To Kill A Tiger

The Book of the Week is the memoir, “To Kill a Tiger” by Jid Lee, published in 2010.  The author describes the extreme hardships (“tigers”) she endured growing up, due to the culture of her generation in South Korea.

After WWII, North Korean dictator Syngman Rhee and South Korean dictator Kim Il Sung both conducted witchhunts to root out political dissidents, torturing and killing them.  Kim was aided by the U.S. in his oppressive endeavors. The author’s father engaged in anti-government, pro-socialist activities as a college student, and as a consequence, was:  expelled from a prestigious university, tortured, imprisoned and forced to accept a lowly position teaching instead of “selling out” to become a high government official. Yes, this happened in South Korea.

The education system was based on rote learning. The author, born in 1955, unfortunately had trouble with memorization, and therefore did poorly in school.  Her two older brothers tutored her extensively to help her pass the admissions test that allowed her to attend a decent high school.  However, she failed her college admissions test– two eight-hour exam days– twice, and had to settle for a second-tier college a year later than her peers.

Since she was female, she was expected to help her mother with all the household chores in addition to attending school and studying, which meant she labored sixteen hours a day starting in middle school.  In her male-dominated world, during her teenage years, stress and anger were relieved through abuse heaped upon her by her father, older brothers, grandmother and mother.  She in turn rebelliously fought back against her mother and was mean to her younger sister.

There was extreme pressure for both genders to attend prestigious schools but the educational elitism for females merely served the purpose of “marrying well.” After college graduation, the daughters were supposed to enter into marriages arranged by their fathers, and be good wives and mothers.   Read the book to learn what has become of the author.

The Heart is the Teacher

The Book of the Week is “The Heart is the Teacher” by Leonard Covello, published in 1958.  The author came to the U.S. from Italy when he was nine. He became a passionate teacher, and later, principal of Benjamin Franklin High School in East Harlem, New York City.

Benjamin Franklin said about education, “If a man empties his purse into his head, no man can take it away from him. An investment in knowledge always pays the best interest.”
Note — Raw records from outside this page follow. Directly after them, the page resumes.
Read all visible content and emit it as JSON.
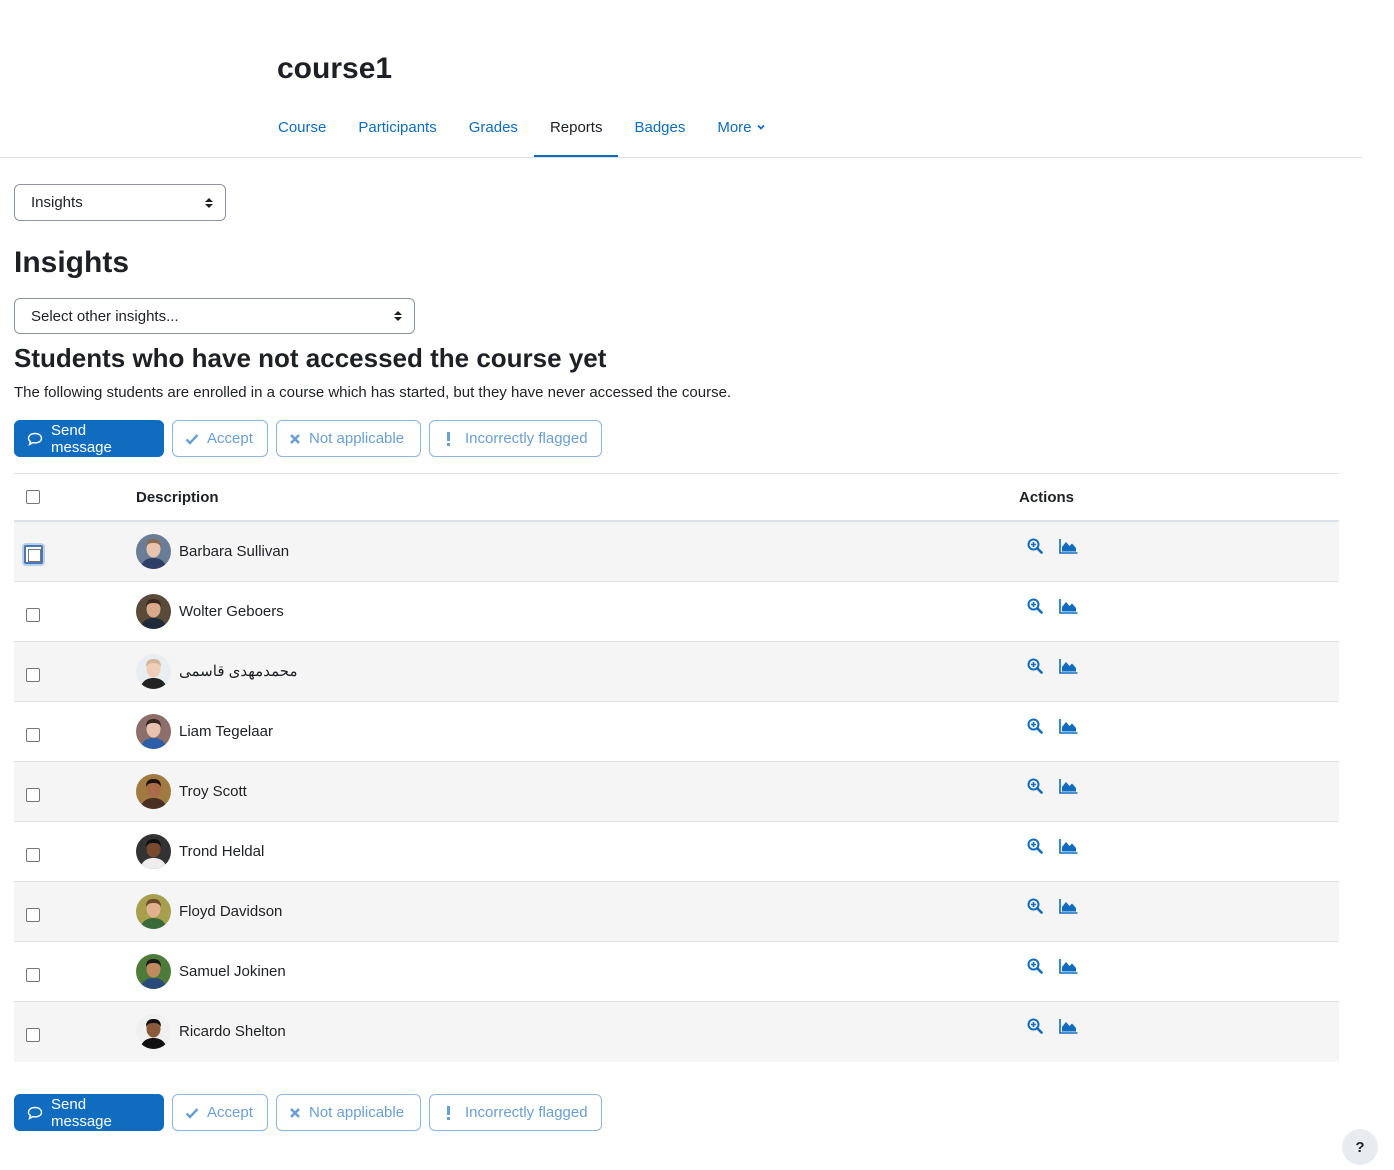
{
  "page": {
    "course_title": "course1",
    "nav_tabs": [
      {
        "label": "Course",
        "active": false
      },
      {
        "label": "Participants",
        "active": false
      },
      {
        "label": "Grades",
        "active": false
      },
      {
        "label": "Reports",
        "active": true
      },
      {
        "label": "Badges",
        "active": false
      },
      {
        "label": "More",
        "active": false
      }
    ]
  },
  "report_selector": {
    "value": "Insights"
  },
  "insights": {
    "heading": "Insights",
    "other_selector_placeholder": "Select other insights...",
    "model_heading": "Students who have not accessed the course yet",
    "description": "The following students are enrolled in a course which has started, but they have never accessed the course."
  },
  "actions": {
    "send_message": "Send message",
    "accept": "Accept",
    "not_applicable": "Not applicable",
    "incorrectly_flagged": "Incorrectly flagged"
  },
  "table": {
    "col_description": "Description",
    "col_actions": "Actions",
    "rows": [
      {
        "name": "Barbara Sullivan",
        "avatar": {
          "bg": "#6a7d96",
          "skin": "#e8c4ae",
          "hair": "#8a6a55",
          "shirt": "#2f3e66"
        }
      },
      {
        "name": "Wolter Geboers",
        "avatar": {
          "bg": "#5a4a3a",
          "skin": "#d9a98c",
          "hair": "#3b2a20",
          "shirt": "#1f2a3a"
        }
      },
      {
        "name": "محمدمهدی قاسمی",
        "avatar": {
          "bg": "#e9eef0",
          "skin": "#f0cdb8",
          "hair": "#d4b79a",
          "shirt": "#222222"
        }
      },
      {
        "name": "Liam Tegelaar",
        "avatar": {
          "bg": "#8c6f6a",
          "skin": "#e6c2b0",
          "hair": "#3a2620",
          "shirt": "#2d5fa8"
        }
      },
      {
        "name": "Troy Scott",
        "avatar": {
          "bg": "#a07a40",
          "skin": "#a86c4a",
          "hair": "#1e120c",
          "shirt": "#4a3020"
        }
      },
      {
        "name": "Trond Heldal",
        "avatar": {
          "bg": "#333333",
          "skin": "#7a4a30",
          "hair": "#111111",
          "shirt": "#eeeeee"
        }
      },
      {
        "name": "Floyd Davidson",
        "avatar": {
          "bg": "#a6a04e",
          "skin": "#e0b090",
          "hair": "#6a4a2a",
          "shirt": "#3a6a3a"
        }
      },
      {
        "name": "Samuel Jokinen",
        "avatar": {
          "bg": "#4e7a3a",
          "skin": "#c08a60",
          "hair": "#1a1a1a",
          "shirt": "#2a4a7a"
        }
      },
      {
        "name": "Ricardo Shelton",
        "avatar": {
          "bg": "#f0f0f0",
          "skin": "#8a5a3a",
          "hair": "#111111",
          "shirt": "#111111"
        }
      }
    ]
  },
  "help": {
    "label": "?"
  },
  "colors": {
    "primary": "#0f6cbf",
    "text": "#1d2125",
    "row_alt": "#f5f5f5"
  }
}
Mr. Covello said about being a teacher, “I am the teacher. I am older, presumably wiser than you, the pupils. I am in possession of knowledge which you don’t have. It is my function to transfer this knowledge from my mind to yours… certain ground rules must be set up and adhered to. I talk. You listen. I give. You take. Yes, we will be friends, we will share, we will discuss, we will have open sessions for healthy disagreement– but only within the context of the relationship I have described, and the respect for my position as teacher which must go with it.”
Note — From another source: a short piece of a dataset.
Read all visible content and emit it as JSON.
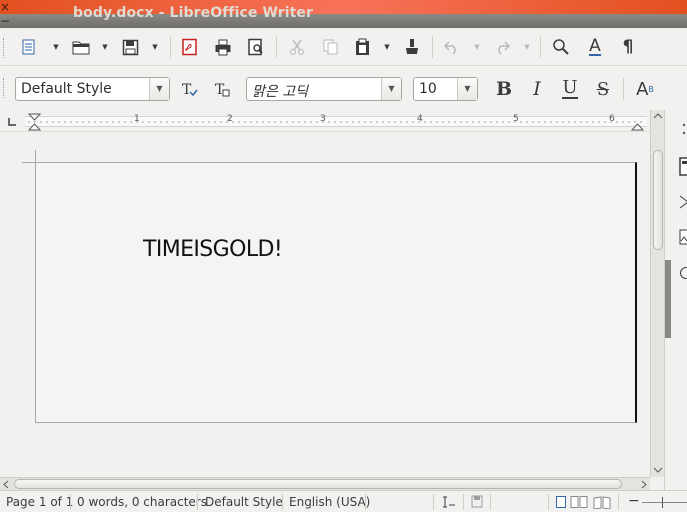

Enough said.

Silicon Snake Oil

The Book of the Week is “Silicon Snake Oil” by Clifford Stoll.  This prescient book (published in 1996) presents evidence that the use of technology in certain areas of our lives, such as in education, is not necessarily a cure-all.

Here is an excerpt describing what happened when the author’s machine was malfunctioning:  “…so I grovel before a technician or pay a long-distance fee to get lost in a thicket of automated help messages…”

Just a few problems in American schools include overcrowding, poor teaching, poor security and budget shortfalls.  “Computers address none of these problems.”  Just because technology might “make learning fun” does not mean students learn any better. It just makes curriculum suppliers richer.

This is a thought-provoking book.

Bad Attitude

The Book of the Week is “Bad Attitude; The Processed World Anthology.”  Edited by Chris Carlsson with Mark Leger, 1990.  This is a compilation of the late 1970’s magazine, “Processed World,” about early office computers.  It has many funny anecdotes, illustrations, comic strips and photos.  The caption of one photo (which really doesn’t require a photo) reads, “Sabotage… It’s as simple as pulling a plug…”